http://dx.doi.org/10.1080/13598660120091829

has been cited by the following article:

  • TITLE: Collaborative Inquiry Driving Leadership Growth and School Improvement

    AUTHORS: M. Chaseling, R. Smith, W. Boyd, A. Foster, W. E. Boyd, C. Markopoulos, B. Shipway, C. Lembke

    KEYWORDS: Instructional Leadership, School Improvement, Collaborative Inquiry, School/University Partnerships

    JOURNAL NAME: Creative Education, Vol.7 No.2, February 17, 2016

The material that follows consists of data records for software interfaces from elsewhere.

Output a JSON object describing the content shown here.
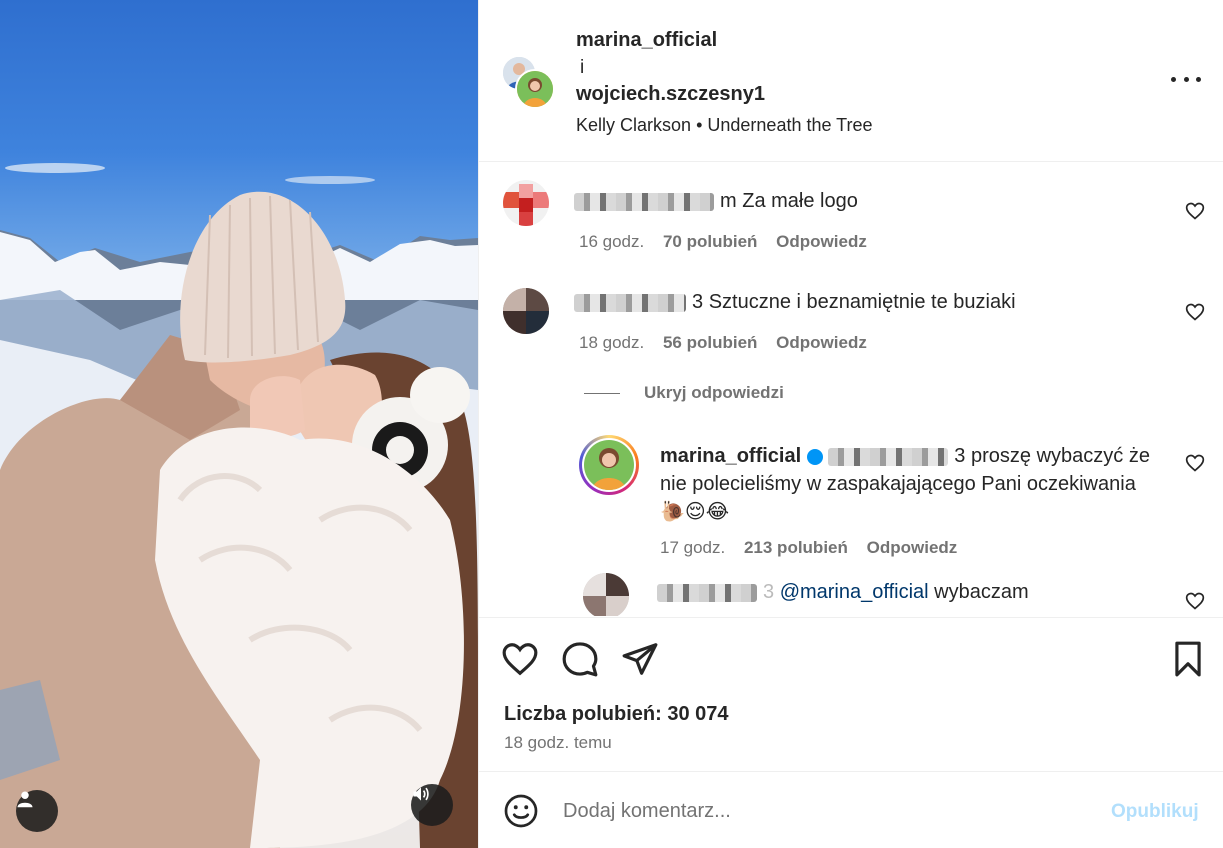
{
  "post_header": {
    "user1": "marina_official",
    "and": "i",
    "user2": "wojciech.szczesny1",
    "audio_artist": "Kelly Clarkson",
    "audio_separator": "•",
    "audio_title": "Underneath the Tree"
  },
  "comments": [
    {
      "username_tail": "m",
      "text": "Za małe logo",
      "time": "16 godz.",
      "likes": "70 polubień",
      "reply": "Odpowiedz"
    },
    {
      "username_tail": "3",
      "text": "Sztuczne i beznamiętnie te buziaki",
      "time": "18 godz.",
      "likes": "56 polubień",
      "reply": "Odpowiedz"
    }
  ],
  "hide_replies": "Ukryj odpowiedzi",
  "replies": [
    {
      "username": "marina_official",
      "mention_tail": "3",
      "text": "proszę wybaczyć że nie polecieliśmy w zaspakajającego Pani oczekiwania",
      "emojis": "🐌😌😂",
      "time": "17 godz.",
      "likes": "213 polubień",
      "reply": "Odpowiedz"
    },
    {
      "username_tail": "3",
      "mention": "@marina_official",
      "text": "wybaczam"
    }
  ],
  "likes_summary": {
    "label": "Liczba polubień:",
    "count": "30 074"
  },
  "posted_ago": "18 godz. temu",
  "composer": {
    "placeholder": "Dodaj komentarz...",
    "publish": "Opublikuj"
  },
  "colors": {
    "accent": "#0095f6",
    "publish_disabled": "#b2dffc",
    "muted_text": "#737373",
    "mention": "#00376b"
  }
}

    ABSTRACT: Australia’s largest schooling system, the NSW Department of Education, is in a period of unprecedented change as the Department of Education initiates a range of reforms. One critical reform occurred in 2014 when the Department of Education and the New South Wales Teachers’ Federation agreed to link teachers’ salaries with accreditation. For the first time, all Department of Education principals, executives and teachers must complete an annual Performance and Development Plan. This article describes the work of a team of academics from the School of Education, Southern Cross University, and the Department of Education school leaders in northern NSW, exploring opportunities to accomplish school improvement through the “North Coast Initiative for School Improvement” (NCISI). The impetus for this initiative is based on the work of Alberta academics and researchers, Dr. David Townsend and Dr. Pamela Adams. The approach is based upon small teams, comprising a member of a school district’s central office, a district principal and university academics, who once a month visit the leadership team of a school in order to build instructional leadership. This process involves the use of a guiding question, generative dialogue and a collaborative inquiry methodology. Early findings indicate the NCISI’s approach is having positive impact leadership growth, through collaboration. Key elements of trust and professional identity have developed within teams. The very positive reaction of school communities to the project in its early stages is heartening and shows that there is a strong desire by school leaders to draw upon collaborative support in order to grow professionally. The project also demonstrates a strong level of commitment from a regional university to build productive relationships with schools.